NRB introduces base rate system for commercial banks
RUPAK D SHARMA
KATHMANDU, Nov 13: Nepal Rastra Bank (NRB) has launched the long-awaited provision on base rate in the banking system to make credit pricing more transparent.
The system launched on Monday will make it mandatory for all category ´A´ financial institutions, or commercial banks, to fix lending rates based on base rate. First such rate should be published by all banks within mid-January, a directive issued by the central bank says.
Base rate basically sets the floor for credit rates and gives borrowers a basic idea on how cheap they can get credit for. They can then tally this rate with the lending rates offered by other banks and choose the institution that is offering the best rate. Because of this reason banking institutions in many countries are not allowed to extend loans at below this rate.

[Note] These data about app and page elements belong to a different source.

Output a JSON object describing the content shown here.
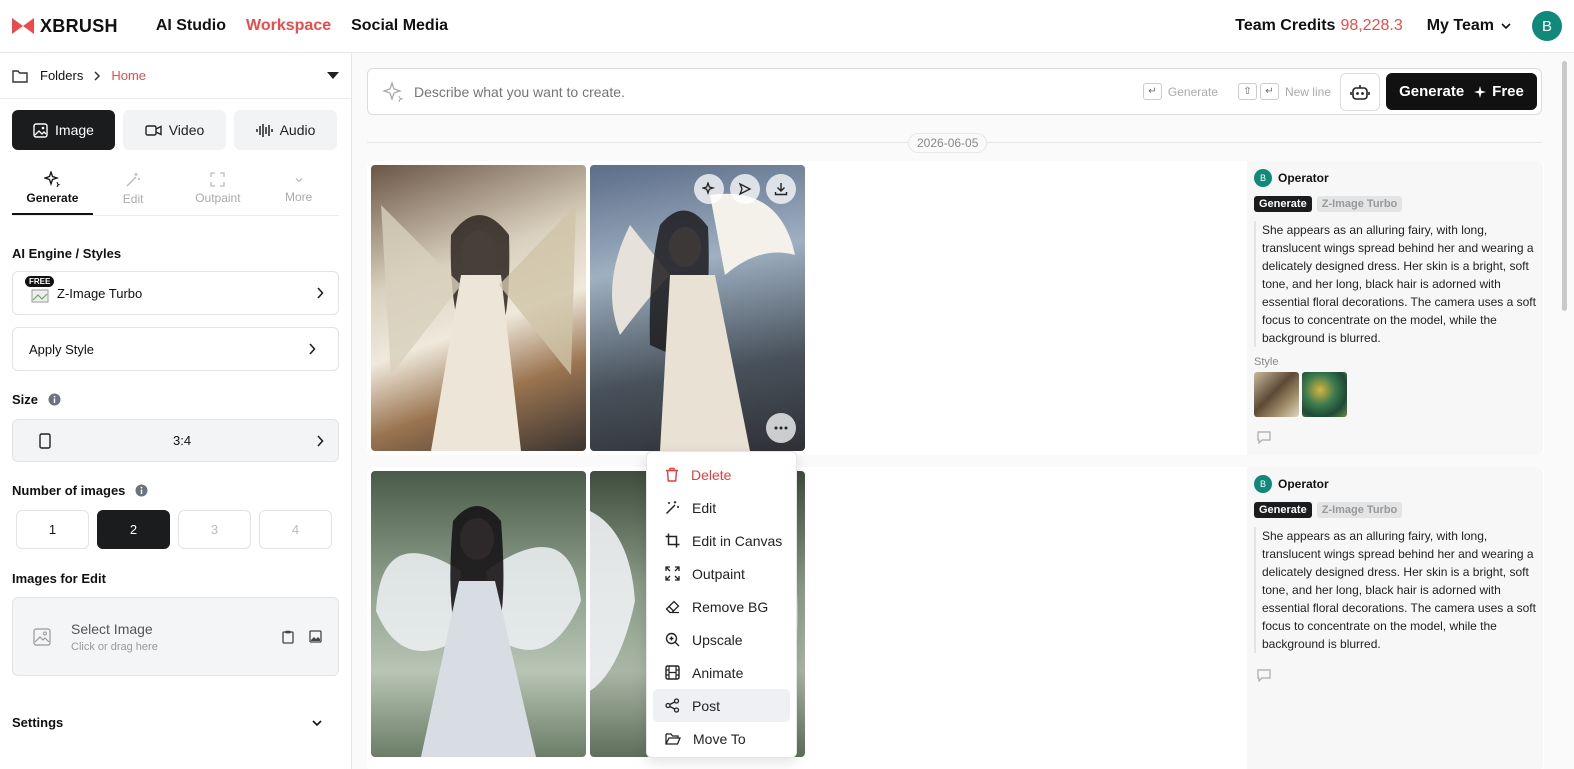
{
  "brand": "XBRUSH",
  "nav": [
    "AI Studio",
    "Workspace",
    "Social Media"
  ],
  "credits": {
    "label": "Team Credits",
    "value": "98,228.3"
  },
  "team": "My Team",
  "user_initial": "B",
  "breadcrumb": {
    "root": "Folders",
    "current": "Home"
  },
  "media_tabs": [
    "Image",
    "Video",
    "Audio"
  ],
  "tool_tabs": [
    "Generate",
    "Edit",
    "Outpaint",
    "More"
  ],
  "engine": {
    "label": "AI Engine / Styles",
    "badge": "FREE",
    "name": "Z-Image Turbo",
    "apply": "Apply Style"
  },
  "size": {
    "label": "Size",
    "value": "3:4"
  },
  "num_images": {
    "label": "Number of images",
    "options": [
      "1",
      "2",
      "3",
      "4"
    ]
  },
  "edit_images": {
    "label": "Images for Edit",
    "title": "Select Image",
    "sub": "Click or drag here"
  },
  "settings": "Settings",
  "prompt": {
    "placeholder": "Describe what you want to create.",
    "hint1": "Generate",
    "hint2": "New line",
    "button": "Generate",
    "button_extra": "Free"
  },
  "date": "2026-06-05",
  "cards": [
    {
      "user": "Operator",
      "tag1": "Generate",
      "tag2": "Z-Image Turbo",
      "desc": "She appears as an alluring fairy, with long, translucent wings spread behind her and wearing a delicately designed dress. Her skin is a bright, soft tone, and her long, black hair is adorned with essential floral decorations. The camera uses a soft focus to concentrate on the model, while the background is blurred.",
      "style_label": "Style"
    },
    {
      "user": "Operator",
      "tag1": "Generate",
      "tag2": "Z-Image Turbo",
      "desc": "She appears as an alluring fairy, with long, translucent wings spread behind her and wearing a delicately designed dress. Her skin is a bright, soft tone, and her long, black hair is adorned with essential floral decorations. The camera uses a soft focus to concentrate on the model, while the background is blurred."
    }
  ],
  "context_menu": [
    "Delete",
    "Edit",
    "Edit in Canvas",
    "Outpaint",
    "Remove BG",
    "Upscale",
    "Animate",
    "Post",
    "Move To"
  ],
  "colors": {
    "accent": "#ea4b4b",
    "dark": "#1b1c1e",
    "avatar": "#10897a"
  }
}
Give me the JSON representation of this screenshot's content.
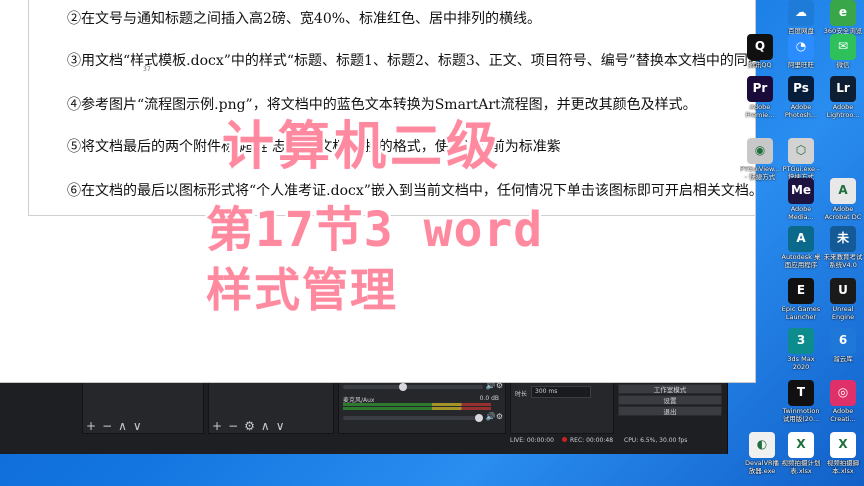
{
  "document": {
    "lines": [
      "②在文号与通知标题之间插入高2磅、宽40%、标准红色、居中排列的横线。",
      "③用文档“样式模板.docx”中的样式“标题、标题1、标题2、标题3、正文、项目符号、编号”替换本文档中的同名",
      "④参考图片“流程图示例.png”，将文档中的蓝色文本转换为SmartArt流程图，并更改其颜色及样式。",
      "⑤将文档最后的两个附件标       超链      志            同名文档。        接的格式，使其访问前为标准紫",
      "⑥在文档的最后以图标形式将“个人准考证.docx”嵌入到当前文档中，任何情况下单击该图标即可开启相关文档。"
    ],
    "page_marker": "37"
  },
  "overlay": {
    "title": "计算机二级",
    "subtitle": "第17节3 word",
    "topic": "样式管理"
  },
  "obs": {
    "toolbar_left": [
      "+",
      "−",
      "∧",
      "∨"
    ],
    "toolbar_middle": [
      "+",
      "−",
      "⚙",
      "∧",
      "∨"
    ],
    "mixer_source": "麦克风/Aux",
    "mixer_db": "0.0 dB",
    "transition_label": "时长",
    "transition_value": "300 ms",
    "controls": [
      "工作室模式",
      "设置",
      "退出"
    ],
    "status": {
      "live": "LIVE: 00:00:00",
      "rec": "REC: 00:00:48",
      "cpu": "CPU: 6.5%, 30.00 fps"
    }
  },
  "desktop_icons": [
    {
      "label": "百度网盘",
      "icon": "baidu-netdisk-icon",
      "color": "#1f7bd8",
      "glyph": "☁"
    },
    {
      "label": "360安全浏览器",
      "icon": "360-browser-icon",
      "color": "#3aa64a",
      "glyph": "e"
    },
    {
      "label": "腾讯QQ",
      "icon": "qq-icon",
      "color": "#101010",
      "glyph": "Q"
    },
    {
      "label": "阿里旺旺",
      "icon": "aliwangwang-icon",
      "color": "#2b8cff",
      "glyph": "◔"
    },
    {
      "label": "微信",
      "icon": "wechat-icon",
      "color": "#2ec15b",
      "glyph": "✉"
    },
    {
      "label": "Adobe Premie...",
      "icon": "premiere-icon",
      "color": "#1a0b3a",
      "glyph": "Pr"
    },
    {
      "label": "Adobe Photosh...",
      "icon": "photoshop-icon",
      "color": "#061e3c",
      "glyph": "Ps"
    },
    {
      "label": "Adobe Lightroo...",
      "icon": "lightroom-icon",
      "color": "#0f1f33",
      "glyph": "Lr"
    },
    {
      "label": "PTGuiView... - 快捷方式",
      "icon": "ptgui-viewer-icon",
      "color": "#c8c8c8",
      "glyph": "◉"
    },
    {
      "label": "PTGui.exe - 快捷方式",
      "icon": "ptgui-icon",
      "color": "#d2d2d2",
      "glyph": "⬡"
    },
    {
      "label": "Adobe Media...",
      "icon": "media-encoder-icon",
      "color": "#1d1340",
      "glyph": "Me"
    },
    {
      "label": "Adobe Acrobat DC",
      "icon": "acrobat-icon",
      "color": "#e8e8e8",
      "glyph": "A"
    },
    {
      "label": "Autodesk 桌面应用程序",
      "icon": "autodesk-icon",
      "color": "#0b6a8c",
      "glyph": "A"
    },
    {
      "label": "未来教育考试系统V4.0",
      "icon": "exam-system-icon",
      "color": "#145a96",
      "glyph": "未"
    },
    {
      "label": "Epic Games Launcher",
      "icon": "epic-games-icon",
      "color": "#111111",
      "glyph": "E"
    },
    {
      "label": "Unreal Engine",
      "icon": "unreal-engine-icon",
      "color": "#1a1a1a",
      "glyph": "U"
    },
    {
      "label": "3ds Max 2020",
      "icon": "3ds-max-icon",
      "color": "#0c8c8c",
      "glyph": "3"
    },
    {
      "label": "溜云库",
      "icon": "liuyunku-icon",
      "color": "#1e78d8",
      "glyph": "6"
    },
    {
      "label": "Twinmotion 试用版(20...",
      "icon": "twinmotion-icon",
      "color": "#111111",
      "glyph": "T"
    },
    {
      "label": "Adobe Creati...",
      "icon": "creative-cloud-icon",
      "color": "#e0306a",
      "glyph": "◎"
    },
    {
      "label": "DevalVR播放器.exe",
      "icon": "devalvr-icon",
      "color": "#f0f0f0",
      "glyph": "◐"
    },
    {
      "label": "视频拍摄计划表.xlsx",
      "icon": "excel-file-icon",
      "color": "#ffffff",
      "glyph": "X"
    },
    {
      "label": "视频拍摄脚本.xlsx",
      "icon": "excel-file-icon",
      "color": "#ffffff",
      "glyph": "X"
    }
  ]
}
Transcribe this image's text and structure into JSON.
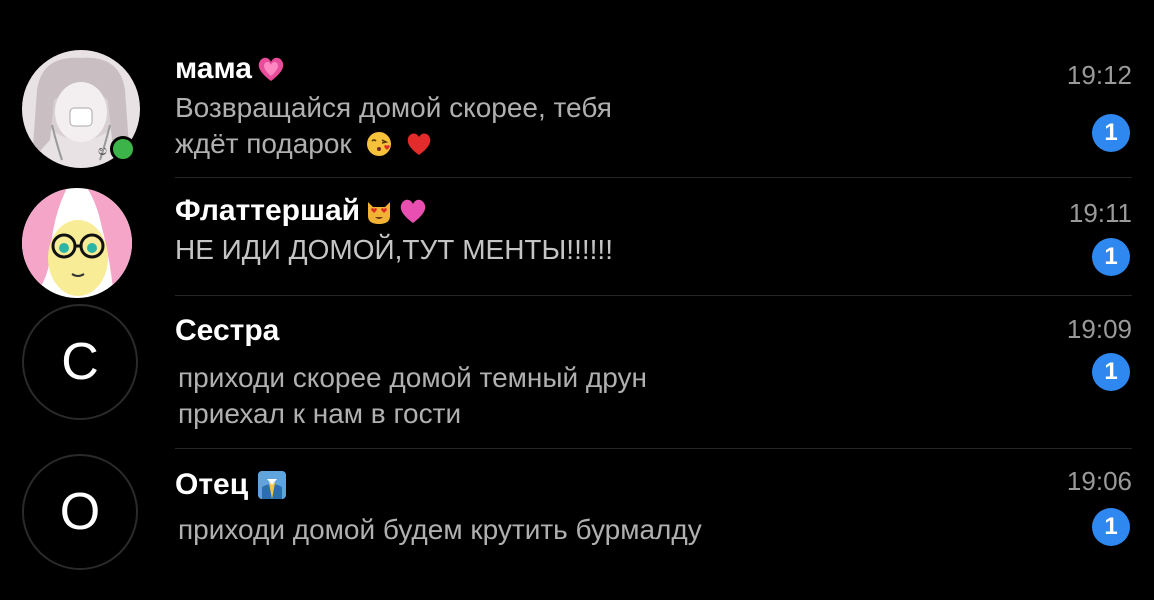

Although many here had deemed the banking sector regulator to adopt similar practice, the central bank fell short of making it binding for commercial banks to extend credit at above this rate.
In a guideline on computing base rate made public on Monday, the central bank has only said: “Since the base rate does not factor in the cost of risk associated with loans, extension of credit at below this rate would raise the question on sustainability of the institution and negatively impact the financial sector.”
Nepal Rastra Bank Spokesperson Bhaskar Mani Gyawali said banks were not directed to extend credit at above the base rate as the country´s interest rate regime has already been liberalized.
“We have explained them the principle on base rate and computed formulas based on which base rate should be calculated. We have also warned them about consequences of going below the base rate while fixing lending rates. We believe banks will act responsibly,” Gyawali said. “But in case they act irresponsible and indulge in activities that put question mark on their sustainability, we will take necessary actions.”
The central bank has asked all banks to compute base rate based on cost of fund, or average deposit rate, cost of maintaining capital reserve ratio, cost of maintaining statutory liquidity ratio, administrative cost and return on assets.
Although NRB has generated different formulas to calculate administrative cost and cost of maintaining capital reserve ratio and statutory liquidity ratio, it has fixed return on assets for all banks at 0.75 percent.
“Every institution should calculate base rates based on these factors and each of them should use latest statistics available to compute the rate,” the guideline says.
Once such rate is fixed, a banking institution will be free to review it any time it wants. But banks that do not frequently revise such rates will have to do so at least once a month and publish it on their website.